Perhaps the term introvert doesn't necessarily apply to you: You fare well when talking to others one on one and aren't completely backward when it comes to social matters. But, for many, one thing stops them dead in their tracks: public speaking.
Palms get sweaty, stomachs start to hurt, and bright red begins to creep up necks. Many have been there, and while some may have outgrown the outright fear, plenty still clam up in front of any sort of group.
Enter the Toastmasters, a local group that formed in 2004 and has since helped members allay public-speaking fears and turn what was once a fear into an art.
When she went back to school at Misericordia, Jennifer Domzalski of Nanticoke was called upon to do a lot of presentations, forcing her to start coming out of her shell.
I was always shy when it came to speaking in public, the Toastmasters member said. I started to get a little better with the school presentations, and I just decided that I didn't want to lose that and instead build upon it, so I joined the club.
Five years later and Domzalski has not only attended many a Toastmaster conference at which she's spoken in front of hundreds, but she's also done extracurricular things, such as reading to children in the community, and has found she just feels more confident on the whole.
Fear is the biggest thing anyone walking into a Toastmasters meeting has to overcome.
It'll take someone between five to six speeches until that really starts to go away, Bruce Spencer of Forty Fort, a club member since 2005, said.
It's all about being comfortable in one's skin and learning the basics of public speaking to achieve that.
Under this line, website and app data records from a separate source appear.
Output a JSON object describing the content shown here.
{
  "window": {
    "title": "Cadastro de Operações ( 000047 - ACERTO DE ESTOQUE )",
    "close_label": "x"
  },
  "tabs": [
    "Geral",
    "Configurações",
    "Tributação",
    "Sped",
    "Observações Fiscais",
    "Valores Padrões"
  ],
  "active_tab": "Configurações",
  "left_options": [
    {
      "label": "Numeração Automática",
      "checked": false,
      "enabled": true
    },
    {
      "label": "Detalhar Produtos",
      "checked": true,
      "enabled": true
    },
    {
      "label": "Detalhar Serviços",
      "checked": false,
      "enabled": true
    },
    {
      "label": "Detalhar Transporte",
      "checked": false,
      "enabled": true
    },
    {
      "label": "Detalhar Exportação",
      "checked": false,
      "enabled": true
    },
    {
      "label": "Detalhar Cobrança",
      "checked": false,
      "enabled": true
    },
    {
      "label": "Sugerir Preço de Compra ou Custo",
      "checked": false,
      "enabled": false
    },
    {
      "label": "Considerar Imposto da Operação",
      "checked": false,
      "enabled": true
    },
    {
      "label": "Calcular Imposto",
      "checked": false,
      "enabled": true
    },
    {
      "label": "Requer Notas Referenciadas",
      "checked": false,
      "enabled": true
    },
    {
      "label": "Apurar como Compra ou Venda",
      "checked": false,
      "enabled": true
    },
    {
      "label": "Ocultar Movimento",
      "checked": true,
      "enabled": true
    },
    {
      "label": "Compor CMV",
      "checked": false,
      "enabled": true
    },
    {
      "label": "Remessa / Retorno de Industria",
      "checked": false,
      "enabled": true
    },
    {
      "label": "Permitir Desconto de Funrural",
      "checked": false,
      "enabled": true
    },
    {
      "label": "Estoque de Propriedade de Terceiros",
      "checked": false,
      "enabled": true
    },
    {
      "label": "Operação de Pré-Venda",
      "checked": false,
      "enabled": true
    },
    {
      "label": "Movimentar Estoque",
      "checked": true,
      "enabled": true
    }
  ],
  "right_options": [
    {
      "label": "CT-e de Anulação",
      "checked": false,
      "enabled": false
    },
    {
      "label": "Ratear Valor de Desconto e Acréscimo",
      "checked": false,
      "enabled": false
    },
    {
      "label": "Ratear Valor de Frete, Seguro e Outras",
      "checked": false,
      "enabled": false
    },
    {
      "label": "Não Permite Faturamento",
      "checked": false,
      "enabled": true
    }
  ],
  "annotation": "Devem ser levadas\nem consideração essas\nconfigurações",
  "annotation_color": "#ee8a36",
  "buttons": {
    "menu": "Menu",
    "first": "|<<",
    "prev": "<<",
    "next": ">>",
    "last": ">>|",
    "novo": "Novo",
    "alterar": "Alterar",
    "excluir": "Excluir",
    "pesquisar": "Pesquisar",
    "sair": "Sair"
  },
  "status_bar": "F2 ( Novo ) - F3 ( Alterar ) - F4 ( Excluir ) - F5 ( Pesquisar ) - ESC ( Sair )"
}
Members receive a manual that includes 10 speeches. While members get to choose whatever topic they would like for each speech, they must incorporate whatever skill is set forth for that particular speech, which could mean body language, how to close or open a speech, or vocal variety.
Several roles must be filled during a Toastmasters meeting, from speakers and their evaluators to the Ah-Master (who catches those pesky um and ah pauses) and Grammarian. Each member is ensured some sort of speaking role during a meeting, whether for a five- to seven-minute speech or 30 seconds of explaining what the day's topic is, Spencer said.
Though it might sound very structured (which it is), don't take that to mean all work and no play.
There is definitely work involved, but many people think this is like a classroom setting, and it's not, Domzalski said. You don't get a book and sit down and read from it. It's fun.
What all members come out with from the experience is a different perspective on public speaking.
It's not even that you don't see the people in the audience; it's that they're not looking through you anymore, Spencer said. You realize they're looking for what you're going to say so you're not up there worried as much about what you look like but rather what you're speaking about.
What: Toastmasters meeting
Where: Sundance Vacations, 264 Highland Park Blvd., Wilkes-Barre,
When: First and third Tuesday of month
More info: Bruce at 338-2194